August 17, 2022
Domestic violence is an issue in Colorado, as it is in many other places. However, Colorado treats domestic violence crimes differently than you may find in other places. Since the state considers it not an independent crime, it is considered an aggravator of another crime.
It’s unfortunate that you cannot discuss domestic violence in the state without discussing child abuse. The two are linked since domestic violence is an issue that impacts the whole family unit. If there is violence between intimate partners with children in the picture, that violence often leaks out to them – and child abuse charges can result.
Here is what you need to know about the link between domestic violence and child abuse in Colorado, including how the state treats child abuse in the context of domestic violence and what that can mean for anyone guilty of this crime.
Domestic Violence: What Is It?
Domestic violence in Colorado is a crime that occurs between those in an intimate relationship. The state recognizes intimate relationships as those of two people who have been or are currently married, those who have a child in common, and those who have dated or are currently dating.
As mentioned, domestic violence in Colorado is not a crime on its own but rather an enhancement – which means the sentencing can be much more severe for the underlying crime if domestic violence is an aggravating factor.
Some of the most common crimes that include domestic violence enhancement are:
Domestic violence can be an enhancement to any criminal charge. It’s up to the prosecutor to decide. If a person is found guilty of the underlying crime, and there’s a domestic violence enhancement, the judge will often order the defendant to undergo treatment for domestic violence.
However, anyone with four or more convictions involving domestic violence will be labeled as a habitual domestic violence offender. This is a Class 5 felony and can result in up to three years in incarceration and fines of as much as $100,000.

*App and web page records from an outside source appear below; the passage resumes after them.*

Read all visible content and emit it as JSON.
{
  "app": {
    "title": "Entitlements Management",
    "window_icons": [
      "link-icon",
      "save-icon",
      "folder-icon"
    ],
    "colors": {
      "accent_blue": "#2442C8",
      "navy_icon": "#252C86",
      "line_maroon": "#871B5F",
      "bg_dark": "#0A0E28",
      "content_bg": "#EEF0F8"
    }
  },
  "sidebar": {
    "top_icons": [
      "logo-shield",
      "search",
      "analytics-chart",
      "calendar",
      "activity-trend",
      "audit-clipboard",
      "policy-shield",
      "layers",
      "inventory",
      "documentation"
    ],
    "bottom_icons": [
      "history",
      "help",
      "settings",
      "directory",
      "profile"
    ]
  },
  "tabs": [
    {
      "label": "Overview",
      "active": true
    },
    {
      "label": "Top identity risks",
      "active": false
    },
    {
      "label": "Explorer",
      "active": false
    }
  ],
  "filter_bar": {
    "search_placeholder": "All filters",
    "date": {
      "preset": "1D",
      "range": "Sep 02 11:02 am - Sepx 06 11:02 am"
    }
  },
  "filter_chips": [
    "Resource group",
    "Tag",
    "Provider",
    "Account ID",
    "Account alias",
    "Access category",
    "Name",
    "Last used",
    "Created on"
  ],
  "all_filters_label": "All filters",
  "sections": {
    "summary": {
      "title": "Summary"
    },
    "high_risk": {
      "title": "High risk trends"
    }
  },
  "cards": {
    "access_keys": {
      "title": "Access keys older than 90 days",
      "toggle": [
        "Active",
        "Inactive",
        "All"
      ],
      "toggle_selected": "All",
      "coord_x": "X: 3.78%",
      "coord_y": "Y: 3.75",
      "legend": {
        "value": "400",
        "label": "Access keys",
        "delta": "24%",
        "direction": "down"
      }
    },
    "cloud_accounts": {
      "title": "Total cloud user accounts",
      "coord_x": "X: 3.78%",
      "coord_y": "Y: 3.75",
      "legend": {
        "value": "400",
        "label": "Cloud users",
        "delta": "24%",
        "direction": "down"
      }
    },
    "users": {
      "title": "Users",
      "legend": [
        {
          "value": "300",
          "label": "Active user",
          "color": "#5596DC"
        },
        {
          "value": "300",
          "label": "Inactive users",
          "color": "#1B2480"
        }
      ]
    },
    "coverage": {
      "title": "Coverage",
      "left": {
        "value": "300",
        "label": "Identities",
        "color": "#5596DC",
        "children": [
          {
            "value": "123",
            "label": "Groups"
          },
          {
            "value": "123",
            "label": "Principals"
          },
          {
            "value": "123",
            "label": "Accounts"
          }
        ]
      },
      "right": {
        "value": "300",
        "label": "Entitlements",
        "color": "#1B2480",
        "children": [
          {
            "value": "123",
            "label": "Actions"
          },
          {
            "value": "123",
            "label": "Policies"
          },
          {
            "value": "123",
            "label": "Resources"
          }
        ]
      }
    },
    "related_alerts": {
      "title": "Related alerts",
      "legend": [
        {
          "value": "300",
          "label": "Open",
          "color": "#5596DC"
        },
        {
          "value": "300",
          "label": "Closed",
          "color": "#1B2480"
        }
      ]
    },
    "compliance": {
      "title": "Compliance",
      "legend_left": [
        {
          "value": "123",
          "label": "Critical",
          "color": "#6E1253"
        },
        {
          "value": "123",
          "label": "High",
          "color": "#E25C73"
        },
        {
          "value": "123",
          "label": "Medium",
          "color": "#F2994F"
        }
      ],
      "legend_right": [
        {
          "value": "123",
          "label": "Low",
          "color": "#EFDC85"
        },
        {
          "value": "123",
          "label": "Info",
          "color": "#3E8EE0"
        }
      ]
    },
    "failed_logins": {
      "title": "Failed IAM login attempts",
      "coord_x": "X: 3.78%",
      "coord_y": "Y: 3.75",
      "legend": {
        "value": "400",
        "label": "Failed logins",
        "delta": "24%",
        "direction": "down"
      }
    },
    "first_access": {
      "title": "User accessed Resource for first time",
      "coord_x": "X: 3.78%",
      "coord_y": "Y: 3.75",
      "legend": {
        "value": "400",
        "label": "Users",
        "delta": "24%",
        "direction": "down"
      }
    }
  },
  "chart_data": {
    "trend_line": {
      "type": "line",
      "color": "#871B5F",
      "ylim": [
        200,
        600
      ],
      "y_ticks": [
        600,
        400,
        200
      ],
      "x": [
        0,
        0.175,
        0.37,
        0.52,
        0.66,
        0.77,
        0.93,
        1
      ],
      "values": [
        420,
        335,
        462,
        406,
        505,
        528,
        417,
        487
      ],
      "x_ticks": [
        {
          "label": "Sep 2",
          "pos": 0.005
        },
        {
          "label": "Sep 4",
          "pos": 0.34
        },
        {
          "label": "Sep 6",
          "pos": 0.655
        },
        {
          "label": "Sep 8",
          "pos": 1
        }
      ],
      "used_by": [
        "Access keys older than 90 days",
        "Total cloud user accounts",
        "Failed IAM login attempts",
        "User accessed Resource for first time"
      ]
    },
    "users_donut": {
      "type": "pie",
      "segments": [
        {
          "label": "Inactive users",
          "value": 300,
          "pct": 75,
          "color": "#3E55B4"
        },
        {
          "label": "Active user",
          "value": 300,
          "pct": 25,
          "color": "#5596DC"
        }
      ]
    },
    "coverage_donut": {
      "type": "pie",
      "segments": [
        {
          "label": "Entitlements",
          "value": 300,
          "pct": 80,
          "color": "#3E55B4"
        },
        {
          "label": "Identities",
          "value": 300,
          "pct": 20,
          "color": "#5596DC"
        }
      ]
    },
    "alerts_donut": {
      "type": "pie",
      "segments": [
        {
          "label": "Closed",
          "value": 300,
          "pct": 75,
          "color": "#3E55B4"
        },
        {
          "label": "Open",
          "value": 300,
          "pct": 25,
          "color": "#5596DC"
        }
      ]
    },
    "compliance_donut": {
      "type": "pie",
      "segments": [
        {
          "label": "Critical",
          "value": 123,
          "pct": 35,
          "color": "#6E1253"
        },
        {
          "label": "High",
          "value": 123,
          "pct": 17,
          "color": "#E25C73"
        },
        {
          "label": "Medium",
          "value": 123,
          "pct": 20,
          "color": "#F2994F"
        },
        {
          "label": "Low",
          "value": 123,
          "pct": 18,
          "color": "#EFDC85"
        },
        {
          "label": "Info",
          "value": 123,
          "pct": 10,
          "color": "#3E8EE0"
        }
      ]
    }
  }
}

Child Abuse: What Is It?
Several acts in Colorado can be seen as child abuse. They include but are by no means limited to:
- Physical or emotional abuse that causes injury to the health or life of the child
- Allowing a child to be placed unreasonably in a situation that poses a threat to their life or health
- Engaging in conduct that results in a lack of proper medical care, malnourishment, mistreatment, cruelty, serious bodily injury, or death to a child
How a person guilty of child abuse is penalized in the state depends on various factors. The victim’s age, the result of the abuse to their physical health, and whether or not a parent knowingly acted negligently or recklessly all factor into the penalties.
The state also considers the crime to be of extraordinary risk, which carries even greater penalties. The penalties can range from a misdemeanor to a felony, depending on other circumstances in the case.
The Difference Between Domestic Violence and Child Abuse
As you can see from the distinction between the two crimes above, domestic violence is an act against an intimate partner, while child abuse is a threat to a child’s life or injury.
However, it’s easy to see how the lines between these two things can get blurred. In violent households where abuse against an intimate partner is the norm, a child is bound to witness domestic violence between adults. Under family law in the state, judges can consider the witnessing of violence to cause harm to the health of a child.
It may not automatically be child abuse when the child sees one adult be violent toward the other, but it’s not something courts will simply skip over, either. If there was a threat to the child and their wellbeing, it might also end in child abuse charges. If there is a charge of child abuse against one parent, then it can also have a domestic violence enhancement added to the sentencing.
Both domestic violence and child abuse are something the state of Colorado takes seriously. You cannot ignore how each of these crimes can be linked so that the court will deal with each case individually. That’s why you need an experienced attorney on your side to help navigate this complex legal territory.
About the Author:
Denver-based criminal defense and DUI attorney Jacob E. Martinez is a knowledgeable and experienced litigator with a record of success providing innovative solutions to clients facing criminal charges of any severity. Countless legal organizations have recognized Mr. Martinez for his exemplary defense work, including Avvo, Best DWI Attorneys, Expertise, Lawyers of Distinction, The National Trial Lawyers, and others. He was also named one of the 10 Best in Client Satisfaction in Colorado by the American Institute of Criminal Law Attorneys and is Lead Counsel rated.